    One project I did not too long ago was to have students use a wiki as a project management tool for a web programming project they were to complete. I teach in a community college, so students often do most work at home.

    By asking students to document what they were doing, I found that students started discussing the project on the wiki and using it better than I had anticipated.

    Hmm… I need to do that one again!

    George – I understand your point, but, face it, people are basically lazy. If we come across something that seems to do/provide what we need, we often don’t look any further. Not saying that this is optimal nor that it should be modeled in our classroom environment.

    Wednesday, September 19, 2007 at 4:57 pm | Permalink
  4. Virginia Yonkers wrote:

    I too thought the same thing. So the title was not How to Wiki as in how to use a wiki but rather wikis that teach how to do things? Like you Emma, I am having trouble getting my students to contribute anything on a wiki (except maybe correcting a spelling error I left intentionally to see if they would edit it). Please let me know if you find such a source.

    Wednesday, September 19, 2007 at 6:55 pm | Permalink
  5. Hi Emma – sorry to mislead you! Have you looked at Brian Lamb’s article on wikis from a few years ago?

    It might be at more of a conceptual level than you are seeking, but, still a resource I often use. We’ve also put together a wiki resource for our department that may provide some help:

    Take care

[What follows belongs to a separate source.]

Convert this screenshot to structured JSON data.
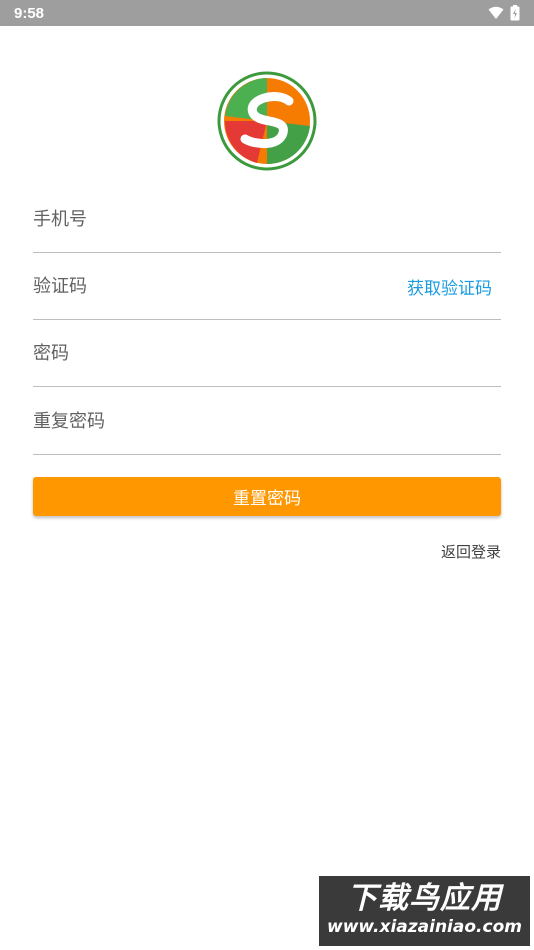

    Wednesday, September 19, 2007 at 9:01 pm | Permalink
  6. Hi Alan – good point about the initial days of the web. Yahoo was the place to go. They had a directory of everything. But it wasn’t, as you mention, a model that scaled. As neat as wikis are, I think there is a risk that we misunderstand what they will ultimately evolve into – namely tools for collaboration, not for places to dump links we’ve organized for others. I’ve whined about this before on my connectivism blog:

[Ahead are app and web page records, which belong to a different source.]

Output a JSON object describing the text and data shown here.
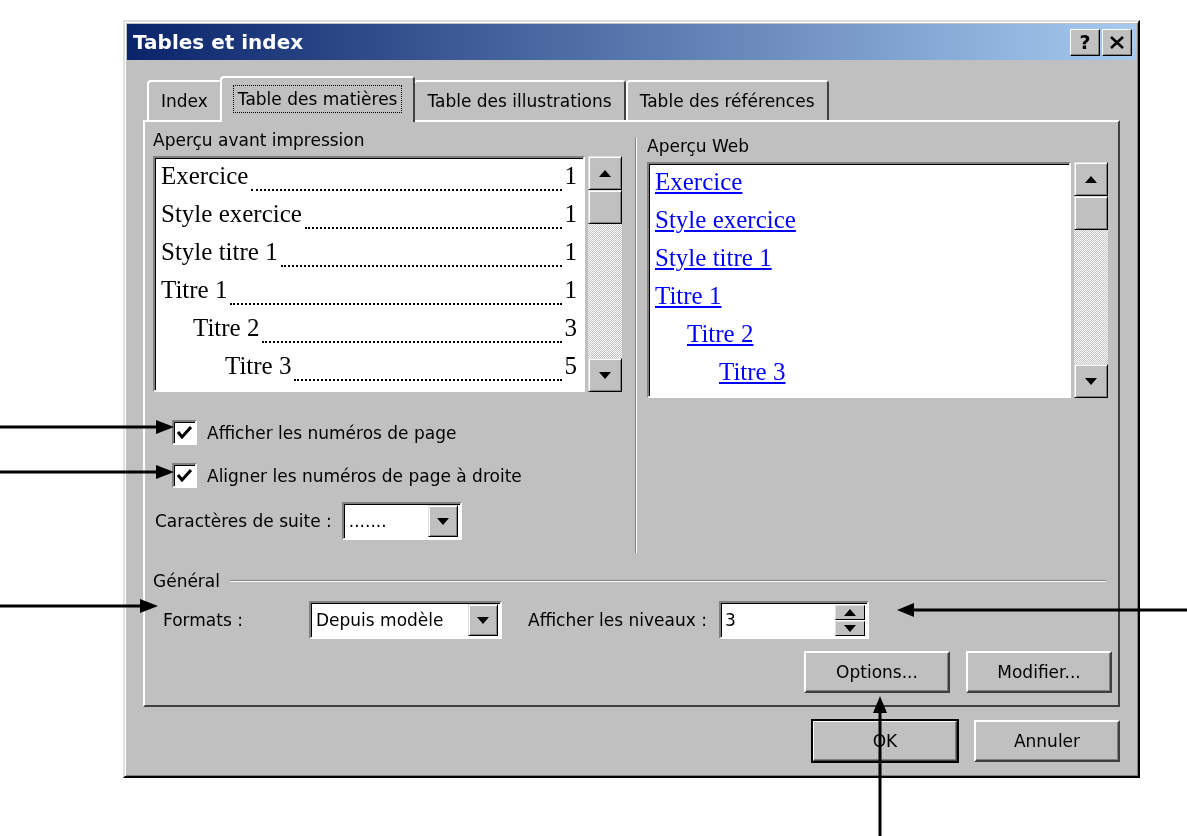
{
  "window": {
    "title": "Tables et index",
    "help_button": "?"
  },
  "tabs": [
    {
      "label": "Index",
      "selected": false
    },
    {
      "label": "Table des matières",
      "selected": true
    },
    {
      "label": "Table des illustrations",
      "selected": false
    },
    {
      "label": "Table des références",
      "selected": false
    }
  ],
  "print_preview": {
    "label": "Aperçu avant impression",
    "entries": [
      {
        "text": "Exercice",
        "page": "1"
      },
      {
        "text": "Style exercice",
        "page": "1"
      },
      {
        "text": "Style titre 1",
        "page": "1"
      },
      {
        "text": "Titre 1",
        "page": "1",
        "children": [
          {
            "text": "Titre 2",
            "page": "3",
            "children": [
              {
                "text": "Titre 3",
                "page": "5"
              }
            ]
          }
        ]
      }
    ]
  },
  "web_preview": {
    "label": "Aperçu Web",
    "entries": [
      {
        "text": "Exercice"
      },
      {
        "text": "Style exercice"
      },
      {
        "text": "Style titre 1"
      },
      {
        "text": "Titre 1",
        "children": [
          {
            "text": "Titre 2",
            "children": [
              {
                "text": "Titre 3"
              }
            ]
          }
        ]
      }
    ]
  },
  "checkboxes": [
    {
      "label": "Afficher les numéros de page",
      "checked": true
    },
    {
      "label": "Aligner les numéros de page à droite",
      "checked": true
    }
  ],
  "tab_leader": {
    "label": "Caractères de suite :",
    "value": "......."
  },
  "general": {
    "label": "Général",
    "formats": {
      "label": "Formats :",
      "value": "Depuis modèle"
    },
    "levels": {
      "label": "Afficher les niveaux :",
      "value": "3"
    }
  },
  "panel_buttons": [
    {
      "label": "Options..."
    },
    {
      "label": "Modifier..."
    }
  ],
  "buttons": [
    {
      "label": "OK",
      "default": true
    },
    {
      "label": "Annuler",
      "default": false
    }
  ]
}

    Take care

    Wednesday, September 19, 2007 at 9:05 pm | Permalink
  7. Hi Randy,

    I think people can be a bit lazy sometimes (I know I can!)…but I wonder why educators so rarely do collaborative work. We have hundreds/thousands of colleges, universities, schools all teaching similar subject matter. Why not develop your resources collaboratively? (as mentioned in a comment above, wikis are for collaboration, not link dumping).

    One prof at U of Manitoba used a wiki with third year students to develop a java text book for first year students – a great use of wikis…but when it comes to “how to” info, I find google generally meets my needs…

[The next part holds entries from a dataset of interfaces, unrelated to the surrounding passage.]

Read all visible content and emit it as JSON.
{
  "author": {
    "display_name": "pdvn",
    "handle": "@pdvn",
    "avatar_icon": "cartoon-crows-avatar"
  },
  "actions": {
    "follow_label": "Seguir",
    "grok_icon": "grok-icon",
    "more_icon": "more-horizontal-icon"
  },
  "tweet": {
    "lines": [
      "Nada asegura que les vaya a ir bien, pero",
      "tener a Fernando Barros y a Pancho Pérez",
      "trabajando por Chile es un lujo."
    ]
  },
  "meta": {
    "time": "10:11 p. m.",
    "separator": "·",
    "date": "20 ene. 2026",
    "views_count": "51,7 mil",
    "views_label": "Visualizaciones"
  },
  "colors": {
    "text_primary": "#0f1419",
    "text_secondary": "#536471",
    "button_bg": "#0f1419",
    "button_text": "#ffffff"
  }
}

    Wednesday, September 19, 2007 at 9:09 pm | Permalink
  8. Hi Virginia – a few resources on wikis have been posted above (Alan posted wikipatterns, I listed Lamb’s article). Do those help?

    Wednesday, September 19, 2007 at 9:10 pm | Permalink
  9. Maria Yaniz wrote:

    Hi Georges,
    Although I see your point, I personally find Wikipedia to be a very useful starting point when I want to get started digging into a subject. It provides good context and then a few related links that result on new ideas for me to keep on digging with Google research engine.

    Thursday, September 20, 2007 at 3:20 am | Permalink
  10. Virginia Yonkers wrote:

    Yes, George, these resources are a great start. I think also that the comments and your post point to a disconnect that is experienced in both education and new technologies: the process becoming disconnected from the product.

    In fact, the online Java “how-to” was a means for students to articulate what they were learning, as much as to leave behind a record of that learning. Very little research has been done on what knowledge is created (where and at what level-individual, group, and organization and all the crevices in between).

    The final product on the web is perceived as a resource for information, however, what type of learning takes place as we actually make the changes? Looking at the changes the others have made to the wiki, does our understanding change? As we respond to the writing of others, do we create new knowledge or greater opportunities for learning?

    Saturday, September 22, 2007 at 7:53 am | Permalink